Chicken Farmers of Canada member provinces are expected to see an increase in chicken allocations, and Canadian farmers should be prepared for the uptick.
An agreement in principle has been reached on national chicken allocations, according to The Western Producer. The deal, which will bring Alberta and Ontario slightly larger allocations based on population growth, will be completed after details are finalized.
Demand For Poultry Expected To Rise
Chicken consumption in Canada is currently building, partially due to record beef and pork retail prices. Poultry farmers are projected to increase production levels to take advantage of the void in the protein market expected due to the rising beef and pork prices, The Poultry Site explained.
The estimate for boiler meat production levels in 2013 was raised 2,000 metric tons to a total of 1,057,000 MT. For the past three years chicken consumption in Canada has been stagnant, but signs are pointing toward an increase this year, the publication noted. Consumption levels hovered around 30 kilograms per person for several years, but is expected to rise to 31 kg/person in 2014.
Chicken allocations for each member province are determined by market demand and population growth, The Western Producer reported. Provinces negotiate allocations with the understanding that different regions will require different allocations. The quota is raised for provinces that are experiencing higher growth rates.
"We have been at this seriously for five years," said Mike Dungate, executive director of Chicken Farmers of Canada, according to the publication. "We are closer than we have ever been."
As Alberta and Ontario have experienced population swells, they have long maintained a need for increased allocations, the media outlet explained. Alberta dropped out of the Chicken Farmers of Canada in the beginning of the year in protest of the prolonged stretch of under-allocation. The province has continued discussions with the scheme, though.
"We are party to the agreement in the principle, but that does not mean we are back in the federal-provincial agreement at this point in time." Karen Kirkwood, executive director of Alberta Chicken, told The Western Producer.
Since dropping from the Chicken Farmers of Canada, Alberta has been able to meet poultry demands and processor needs on its own, she noted. There is no deadline for a finalized agreement.
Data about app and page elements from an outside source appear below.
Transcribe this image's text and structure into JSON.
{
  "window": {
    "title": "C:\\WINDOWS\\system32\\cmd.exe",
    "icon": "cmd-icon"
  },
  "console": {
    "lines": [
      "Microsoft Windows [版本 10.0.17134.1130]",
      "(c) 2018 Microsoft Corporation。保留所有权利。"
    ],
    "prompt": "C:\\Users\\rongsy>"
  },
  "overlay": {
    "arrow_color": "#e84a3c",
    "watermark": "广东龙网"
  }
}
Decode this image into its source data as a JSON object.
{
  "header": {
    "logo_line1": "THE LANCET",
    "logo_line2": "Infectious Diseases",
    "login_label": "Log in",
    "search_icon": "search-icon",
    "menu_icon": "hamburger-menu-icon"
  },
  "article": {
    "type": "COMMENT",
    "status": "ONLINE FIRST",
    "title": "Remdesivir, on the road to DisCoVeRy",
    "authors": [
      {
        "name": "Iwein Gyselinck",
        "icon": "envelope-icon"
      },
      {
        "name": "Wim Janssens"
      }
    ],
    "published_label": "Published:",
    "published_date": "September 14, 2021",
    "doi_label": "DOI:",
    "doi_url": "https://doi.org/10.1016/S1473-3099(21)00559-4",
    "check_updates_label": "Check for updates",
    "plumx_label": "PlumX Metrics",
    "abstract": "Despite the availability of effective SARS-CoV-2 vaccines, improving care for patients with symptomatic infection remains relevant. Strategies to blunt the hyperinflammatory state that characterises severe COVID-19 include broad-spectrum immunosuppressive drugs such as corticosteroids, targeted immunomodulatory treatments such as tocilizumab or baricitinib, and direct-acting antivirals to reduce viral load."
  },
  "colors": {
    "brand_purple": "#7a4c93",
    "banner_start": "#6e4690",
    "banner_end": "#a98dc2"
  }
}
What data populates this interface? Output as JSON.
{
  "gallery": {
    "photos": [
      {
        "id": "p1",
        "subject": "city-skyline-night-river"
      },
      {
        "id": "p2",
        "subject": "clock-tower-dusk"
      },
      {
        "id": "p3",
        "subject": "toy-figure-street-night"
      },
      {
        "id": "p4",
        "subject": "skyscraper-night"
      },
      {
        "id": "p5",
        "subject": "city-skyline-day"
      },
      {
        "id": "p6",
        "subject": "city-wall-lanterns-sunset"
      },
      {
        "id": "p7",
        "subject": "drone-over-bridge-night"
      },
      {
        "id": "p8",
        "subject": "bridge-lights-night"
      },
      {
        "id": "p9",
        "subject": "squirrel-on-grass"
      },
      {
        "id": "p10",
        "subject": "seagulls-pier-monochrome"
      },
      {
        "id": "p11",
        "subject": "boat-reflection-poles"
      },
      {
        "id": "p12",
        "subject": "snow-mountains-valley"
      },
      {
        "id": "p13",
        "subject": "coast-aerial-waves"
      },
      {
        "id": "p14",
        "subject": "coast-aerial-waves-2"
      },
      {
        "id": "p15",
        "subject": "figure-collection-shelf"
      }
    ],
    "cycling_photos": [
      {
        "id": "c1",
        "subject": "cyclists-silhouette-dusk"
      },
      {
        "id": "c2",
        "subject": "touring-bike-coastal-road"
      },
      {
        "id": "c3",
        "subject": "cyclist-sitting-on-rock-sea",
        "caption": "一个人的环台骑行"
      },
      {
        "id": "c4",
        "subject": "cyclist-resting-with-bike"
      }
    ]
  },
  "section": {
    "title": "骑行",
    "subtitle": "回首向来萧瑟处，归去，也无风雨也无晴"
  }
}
Chicken farmers in Canada should be prepared for an increase in market demand for chicken, and the projected rise in allocations.